Steamboat Springs With the discovery that riding on snowpacked trails also is a lot of fun, bike season never really ended for me when winter arrived last year. I biked Emerald Mountain a few times and even rode up Why Not to Thunderhead and back for a couple of moonlit hill climbs. It almost made up for the lack of powder.
With the arrival of spring, it’s time to venture out on the road bike to build conditioning for a summer of biking in Steamboat. There’s nothing like 60 degrees and blue skies to bring bikes back onto the roads. And in Routt County, you rarely ride alone for long. Each day I get out, I see more riders, which is motivation in itself.
On a recent lunchtime out-and-back along River Road to Hilton Gulch, I passed 12 other riders just grabbing a workout and enjoying few minutes of two-wheeled freedom. I also saw a couple of cars. That’s not unusual — seeing more bikes than cars. That’s what can make some of the county roads such a pleasure despite the uneven surfaces and nonexistent shoulders.
With the arrival of more bikes, there’s an increase in traffic, heightening the need for greater awareness between all road users. In Routt County, this means everything from small family cars to oversized trucks, RVs and ranch equipment. There’s not a lot of room when we all are in the same place at the same time. But in general, there’s a lot of room if we use our heads. Here are some reminders for all road users:
■ Ride as far to the right as possible
Cyclists: Keep to the right of the roadway — as far as you are comfortable.
Motorists: Be aware — the chip-and-seal surface is smoother about 2 feet to the left of the fog line, so don’t be surprised if that is where you see people riding. They are not doing it to annoy motorists. The right side of a freshly chip-and-sealed road like Routt County Road 14 is a rough and dangerous place with loose chips and a bone-jarring surface that a cyclist is not required to ride. You just have to hope that they can and will.
■ No bike lanes in Routt County
Cyclists: If a shoulder is wide and smooth, then that’s a good place to be. Let traffic flow by unimpeded when you can.
Motorists: The white line on the right side of the road is a “fog line.” It does not designate a bike lane. There are no bike lanes on our county roads.
■ Be considerate

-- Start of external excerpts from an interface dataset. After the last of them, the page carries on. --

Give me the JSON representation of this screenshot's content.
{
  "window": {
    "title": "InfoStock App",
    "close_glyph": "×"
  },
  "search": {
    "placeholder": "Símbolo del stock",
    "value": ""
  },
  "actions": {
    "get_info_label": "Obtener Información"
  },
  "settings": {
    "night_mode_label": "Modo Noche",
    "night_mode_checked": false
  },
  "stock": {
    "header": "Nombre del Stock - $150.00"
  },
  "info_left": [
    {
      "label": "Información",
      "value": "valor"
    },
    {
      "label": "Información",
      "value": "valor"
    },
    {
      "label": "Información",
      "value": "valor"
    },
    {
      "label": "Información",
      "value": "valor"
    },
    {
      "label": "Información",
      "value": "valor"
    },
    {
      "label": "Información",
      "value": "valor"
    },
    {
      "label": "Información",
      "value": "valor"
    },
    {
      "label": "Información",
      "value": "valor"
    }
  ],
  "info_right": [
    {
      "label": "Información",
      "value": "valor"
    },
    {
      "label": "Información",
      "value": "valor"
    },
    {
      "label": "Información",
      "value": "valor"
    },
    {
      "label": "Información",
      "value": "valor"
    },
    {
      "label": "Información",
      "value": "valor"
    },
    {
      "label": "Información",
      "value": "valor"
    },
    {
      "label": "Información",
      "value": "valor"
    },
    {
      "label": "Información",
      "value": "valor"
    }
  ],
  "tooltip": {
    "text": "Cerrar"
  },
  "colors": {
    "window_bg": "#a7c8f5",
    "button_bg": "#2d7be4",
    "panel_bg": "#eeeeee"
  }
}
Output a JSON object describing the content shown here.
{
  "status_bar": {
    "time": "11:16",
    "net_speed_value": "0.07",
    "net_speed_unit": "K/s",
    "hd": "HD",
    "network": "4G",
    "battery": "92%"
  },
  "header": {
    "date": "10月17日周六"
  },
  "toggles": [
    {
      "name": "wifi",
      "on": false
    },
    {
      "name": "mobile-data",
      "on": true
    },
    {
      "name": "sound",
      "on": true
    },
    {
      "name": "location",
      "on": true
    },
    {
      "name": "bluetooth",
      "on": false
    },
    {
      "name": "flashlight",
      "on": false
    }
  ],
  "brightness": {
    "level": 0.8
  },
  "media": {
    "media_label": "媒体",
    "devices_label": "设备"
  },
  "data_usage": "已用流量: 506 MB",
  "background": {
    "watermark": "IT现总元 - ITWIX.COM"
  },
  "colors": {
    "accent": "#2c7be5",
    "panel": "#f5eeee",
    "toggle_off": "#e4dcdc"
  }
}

Cyclists: The law allows riding two abreast. Riding more than two abreast is likely to create tension with drivers who feel entitled to that space. In most cases, one cyclist or two is not a big difference when overtaking, but three is likely to make motorists mad, and we don’t need that. Play it safe on curvy sections and ride single file.
Motorists: Look ahead and expect to see cyclists. When you do, please slow down for a second and give them a chance to give you some room. Lying on the horn or revving your engine isn’t going to help anyone get along better.
■ 3 feet to pass
Cyclists: You are more vulnerable — give space where you can.
Motorists: The law requires an overtaking vehicle to give at least 3 feet to pass. On our county roads, this means that you will have to look ahead to make sure you can see that oncoming traffic is clear before passing. When you are overtaking a cyclist, please be patient and use this as a rule instead of trying to squeeze by with oncoming traffic present. Forcing a cyclist into the gravel or the ditch on the side of the road could land someone in the hospital — or worse.
■ It’s OK to cross the yellow line to pass
Cyclists: Not you ...
Motorists: If it is safe to pass, the law allows you to cross the yellow line in the middle of the road to pass a cyclist. It is more important to give 3 feet than to try to squeeze by in a tight passing situation.
■ Try it – it’s fun!
Cyclists: You know what I’m talking about.
Motorists: Routt County looks different by bike — you can see it and feel it, and it will make you feel good. On two wheels, you will see the world from a new perspective, and this can only be a good thing.
Here’s to a great summer of biking!
Robin Craigen is the vice president of Routt County Riders and owner/president of Moving Mountains Chalets.